6. 'Faces Places'
For those familiar with the French New Wave the name Agnes Varda probaly rings a bell. And how couldn't it, her optimistic and distinct outlook on people, places, and life has left a lasting impression on millions. 'Faces Places' is more of the same marvelously particular brand of charm that finds the beauty in the simple. Here is an auto documentary that follows Agnes and a young European photographer as they travel the countryside taking pictures of the locals and posting them on giant structures. The ride is wonderfully human, and if it doesn't leave a smile on your face it is time to start questioning if you still have a soul.
One of the few modern directors that can sell seats on their name and reputation alone is Christopher Nolan, who's unparalleled visual story telling and range bewilders even the harshest of critics. His latest is a World War Two tale of survival, one where we never see the enemy, which similar to 'Jaws' thrives on our fear of the unknown. The groundbreaking visuals and camerawork are riveting putting us in the shoes of the surrounded irrevocable soldiers who yearn for wartime dissolve.
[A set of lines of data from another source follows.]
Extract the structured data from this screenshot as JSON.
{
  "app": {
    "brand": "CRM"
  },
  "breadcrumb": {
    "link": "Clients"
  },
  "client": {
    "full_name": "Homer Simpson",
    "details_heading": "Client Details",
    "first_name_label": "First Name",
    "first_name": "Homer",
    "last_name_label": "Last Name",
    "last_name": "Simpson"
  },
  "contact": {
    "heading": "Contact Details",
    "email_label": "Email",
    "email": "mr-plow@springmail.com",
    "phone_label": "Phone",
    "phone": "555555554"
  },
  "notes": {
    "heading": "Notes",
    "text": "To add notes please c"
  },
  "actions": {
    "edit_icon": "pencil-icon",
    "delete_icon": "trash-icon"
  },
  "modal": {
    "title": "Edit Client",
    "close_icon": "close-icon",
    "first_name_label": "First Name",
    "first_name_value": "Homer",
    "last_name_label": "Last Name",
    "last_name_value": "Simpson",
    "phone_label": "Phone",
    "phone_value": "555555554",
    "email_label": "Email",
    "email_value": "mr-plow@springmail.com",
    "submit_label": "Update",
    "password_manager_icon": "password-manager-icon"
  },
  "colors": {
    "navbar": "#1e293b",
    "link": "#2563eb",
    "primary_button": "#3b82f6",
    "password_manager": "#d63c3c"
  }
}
4. 'I am not your Negro'
Raoul Peck's documentary captures Jame's Baldwin's powerful words to tell the disheartening history of racism. The film is strikingly effective due to it's correlation to our own problematic times. It's the most important film of 2017, and is sure to be shown to younger generations at school hopefully as an urgent reminder, not as it is today, a frightening rumination of the now.
3. 'Get Out'
If it were not for the next film on the list, Jordan Peel's 'Get Out' would stand head and shoulders above any other directional debut in the past ten years. Focusing on racial paranoia this is dexterous entertainment that is incredibly well grounded and staggeringly smart. Peel's attention to detail is years ahead of it's time making it a flippant, decisive, and gripping viewing. It truly is a revolutionary movie, one that will be discussed not just for the next decade, but for the next century.
2. 'Lady Bird'
The greatest directional debut of the 2000's, this is as relatable and everlasting as any film from 2017. A love letter to Sacramento and the adjustment of adolescents, it reminds us why coming of age stories are so vital. Directed by Greta Gerwig and starring Saorise Ronan in the "titular role" no other movie changed my perspective on my own life after I left the theater quite like this one. The story is by the numbers, but it's the telling that sets it apart. With phenomenal and convincing performances that add to it's favorable view on friendships, you really cannot help but be sucked into it's honest mirthful plot, that's protagonist like the city she inhabits is anything but ordinary.
1. 'Three Billboards Outside Ebbing, Missouri
Frances Mcdormand does not grace the big screen like many actresses today hoping to be on the cover of pretentious magazines, she is far more full of life, although she may not look it, delivering on the single greatest performance of the year, arguably the decade. Martin Mcdonagh's script flirts with a quintessential middle ground of comedy and drama seen in now Mcdormand's second greatest role 'Fargo'. As he lets his characters mature, the bleak plot twists and turns in and out of poetic and outrageous, while remaining captivating all the way through. It's a must watch and a masterpiece.